§ Given records
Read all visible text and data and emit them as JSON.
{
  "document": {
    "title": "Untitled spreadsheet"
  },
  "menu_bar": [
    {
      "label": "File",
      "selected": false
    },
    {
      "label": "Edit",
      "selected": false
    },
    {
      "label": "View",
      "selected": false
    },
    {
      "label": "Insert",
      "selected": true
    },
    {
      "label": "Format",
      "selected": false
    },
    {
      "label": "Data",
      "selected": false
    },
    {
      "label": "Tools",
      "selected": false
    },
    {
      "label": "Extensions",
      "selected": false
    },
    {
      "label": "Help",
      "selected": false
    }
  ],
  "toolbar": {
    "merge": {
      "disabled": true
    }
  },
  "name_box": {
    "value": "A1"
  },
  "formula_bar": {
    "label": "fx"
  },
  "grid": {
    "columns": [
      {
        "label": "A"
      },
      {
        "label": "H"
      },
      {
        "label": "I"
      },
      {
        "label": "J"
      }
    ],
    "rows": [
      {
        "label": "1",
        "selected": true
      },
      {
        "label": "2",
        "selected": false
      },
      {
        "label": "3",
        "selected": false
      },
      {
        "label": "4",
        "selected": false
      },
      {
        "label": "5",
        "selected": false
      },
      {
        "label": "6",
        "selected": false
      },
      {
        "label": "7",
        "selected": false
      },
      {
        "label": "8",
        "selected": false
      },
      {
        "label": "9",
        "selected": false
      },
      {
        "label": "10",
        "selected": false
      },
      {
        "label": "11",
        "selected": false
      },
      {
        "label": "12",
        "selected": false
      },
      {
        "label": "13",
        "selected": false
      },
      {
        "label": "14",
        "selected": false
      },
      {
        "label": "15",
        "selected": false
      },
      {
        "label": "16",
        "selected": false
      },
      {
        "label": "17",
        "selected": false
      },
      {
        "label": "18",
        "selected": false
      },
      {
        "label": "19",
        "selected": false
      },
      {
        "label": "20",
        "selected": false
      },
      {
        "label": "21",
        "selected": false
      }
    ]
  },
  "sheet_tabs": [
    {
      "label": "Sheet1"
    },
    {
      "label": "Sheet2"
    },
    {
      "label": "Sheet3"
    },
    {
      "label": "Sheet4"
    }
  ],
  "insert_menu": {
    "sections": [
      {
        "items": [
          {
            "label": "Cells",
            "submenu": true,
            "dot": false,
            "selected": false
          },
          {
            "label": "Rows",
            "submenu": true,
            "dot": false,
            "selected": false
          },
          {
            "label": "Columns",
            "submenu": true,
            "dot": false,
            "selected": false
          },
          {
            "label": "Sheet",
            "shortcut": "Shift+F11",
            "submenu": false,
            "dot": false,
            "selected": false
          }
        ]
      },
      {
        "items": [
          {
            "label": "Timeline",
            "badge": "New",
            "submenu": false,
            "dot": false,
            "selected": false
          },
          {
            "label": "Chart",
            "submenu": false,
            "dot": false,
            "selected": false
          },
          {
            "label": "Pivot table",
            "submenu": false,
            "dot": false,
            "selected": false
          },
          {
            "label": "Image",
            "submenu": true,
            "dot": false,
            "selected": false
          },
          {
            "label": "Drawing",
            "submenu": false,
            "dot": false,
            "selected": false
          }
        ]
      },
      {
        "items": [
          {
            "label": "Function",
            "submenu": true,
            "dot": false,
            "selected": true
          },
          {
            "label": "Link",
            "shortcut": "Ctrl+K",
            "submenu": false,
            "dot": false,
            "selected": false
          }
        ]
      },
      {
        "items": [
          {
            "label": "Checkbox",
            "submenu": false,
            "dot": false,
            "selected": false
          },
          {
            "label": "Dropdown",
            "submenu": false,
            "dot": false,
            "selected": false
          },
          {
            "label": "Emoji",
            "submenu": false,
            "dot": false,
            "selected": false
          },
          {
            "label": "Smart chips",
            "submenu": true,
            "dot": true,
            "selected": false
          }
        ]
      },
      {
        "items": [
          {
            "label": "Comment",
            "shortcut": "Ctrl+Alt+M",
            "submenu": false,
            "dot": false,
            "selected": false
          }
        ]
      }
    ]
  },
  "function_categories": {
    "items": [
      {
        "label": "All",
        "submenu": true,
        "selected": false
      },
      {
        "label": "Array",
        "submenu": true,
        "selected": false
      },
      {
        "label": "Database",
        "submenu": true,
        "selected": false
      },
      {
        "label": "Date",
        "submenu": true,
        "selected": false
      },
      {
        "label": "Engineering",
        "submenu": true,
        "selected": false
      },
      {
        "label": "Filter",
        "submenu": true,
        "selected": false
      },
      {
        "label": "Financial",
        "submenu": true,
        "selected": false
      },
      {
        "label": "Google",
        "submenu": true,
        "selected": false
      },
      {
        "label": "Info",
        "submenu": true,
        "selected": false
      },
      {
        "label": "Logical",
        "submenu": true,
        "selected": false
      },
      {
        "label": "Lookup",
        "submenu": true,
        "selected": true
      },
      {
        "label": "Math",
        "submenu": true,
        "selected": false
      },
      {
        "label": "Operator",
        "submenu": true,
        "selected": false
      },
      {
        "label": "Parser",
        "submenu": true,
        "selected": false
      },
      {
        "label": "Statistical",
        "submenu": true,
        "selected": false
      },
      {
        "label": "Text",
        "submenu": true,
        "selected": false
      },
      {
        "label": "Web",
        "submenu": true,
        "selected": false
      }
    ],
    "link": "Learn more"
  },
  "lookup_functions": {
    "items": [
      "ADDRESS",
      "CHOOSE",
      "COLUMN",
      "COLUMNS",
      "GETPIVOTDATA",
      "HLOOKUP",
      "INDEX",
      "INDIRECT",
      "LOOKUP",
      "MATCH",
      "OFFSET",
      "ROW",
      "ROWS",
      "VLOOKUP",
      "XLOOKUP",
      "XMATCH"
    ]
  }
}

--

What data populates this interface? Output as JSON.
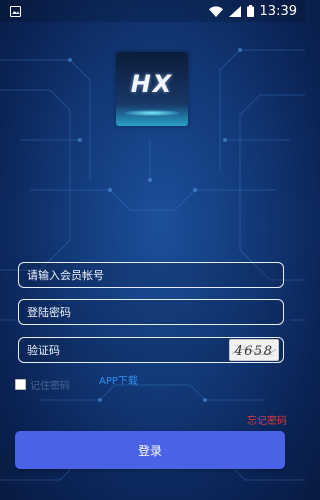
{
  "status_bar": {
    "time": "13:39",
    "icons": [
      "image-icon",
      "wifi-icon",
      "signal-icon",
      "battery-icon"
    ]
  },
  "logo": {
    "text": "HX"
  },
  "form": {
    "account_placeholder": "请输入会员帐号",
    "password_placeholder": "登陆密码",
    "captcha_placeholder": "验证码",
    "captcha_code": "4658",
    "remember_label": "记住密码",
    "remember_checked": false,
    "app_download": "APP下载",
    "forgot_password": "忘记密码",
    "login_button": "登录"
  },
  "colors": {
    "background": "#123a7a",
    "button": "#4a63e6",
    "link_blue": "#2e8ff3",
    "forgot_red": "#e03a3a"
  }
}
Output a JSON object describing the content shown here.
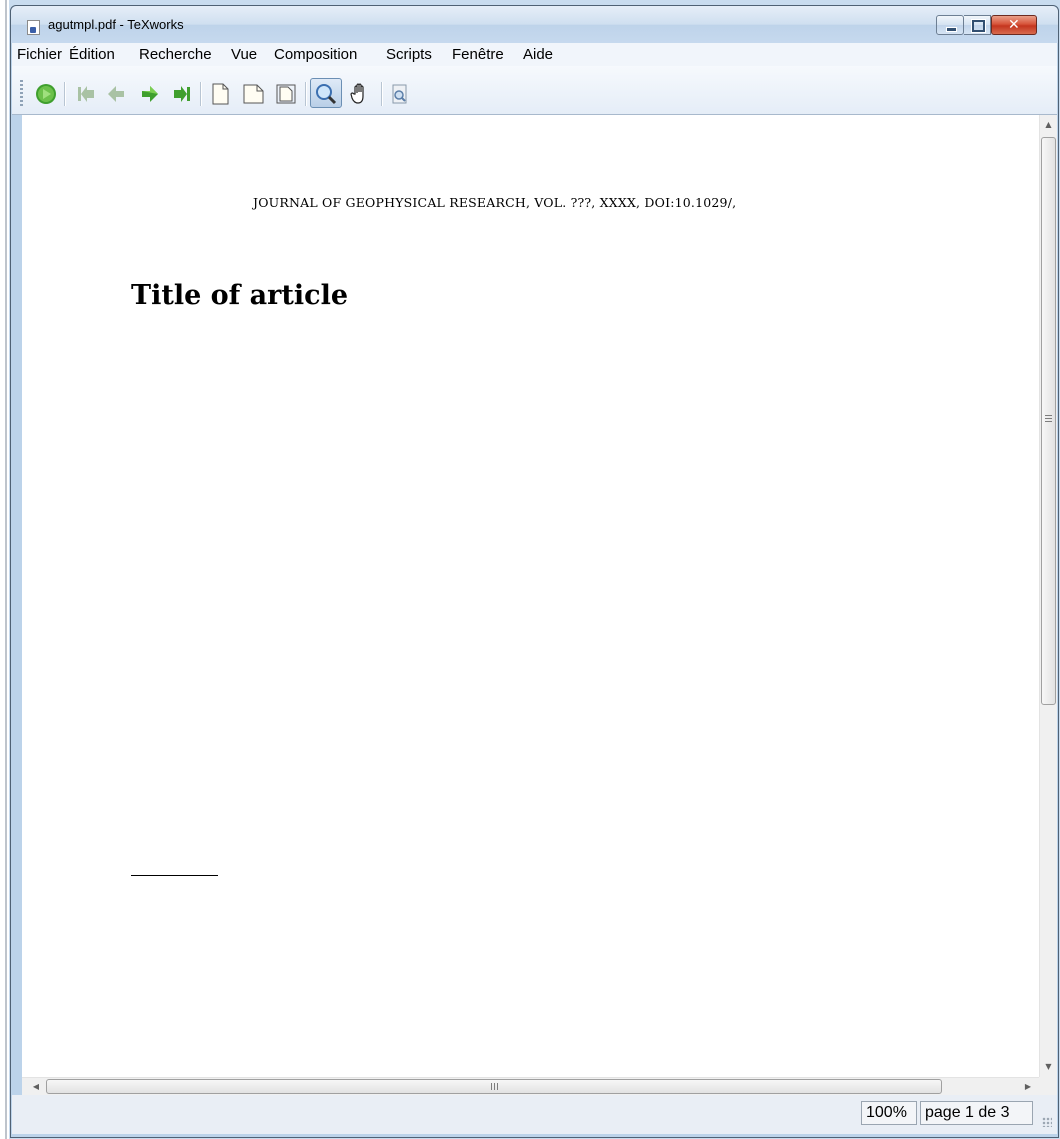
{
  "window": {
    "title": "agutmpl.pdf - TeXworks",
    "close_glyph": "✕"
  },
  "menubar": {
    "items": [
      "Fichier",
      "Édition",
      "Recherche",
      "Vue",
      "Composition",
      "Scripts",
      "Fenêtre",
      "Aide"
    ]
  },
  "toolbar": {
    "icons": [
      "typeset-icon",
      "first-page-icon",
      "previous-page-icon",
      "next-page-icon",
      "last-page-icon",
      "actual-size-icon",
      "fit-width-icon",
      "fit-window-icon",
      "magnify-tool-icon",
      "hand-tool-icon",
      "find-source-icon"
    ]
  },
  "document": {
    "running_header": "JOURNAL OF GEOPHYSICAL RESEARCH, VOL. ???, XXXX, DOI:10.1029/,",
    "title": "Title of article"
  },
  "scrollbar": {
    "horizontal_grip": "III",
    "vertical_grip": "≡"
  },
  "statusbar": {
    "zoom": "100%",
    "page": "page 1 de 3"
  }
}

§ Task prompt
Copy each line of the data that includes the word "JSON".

§ Exercise output
Read all visible text and data and emit them as JSON.
What data populates this interface? Output as JSON.
Output a JSON object describing the content shown here.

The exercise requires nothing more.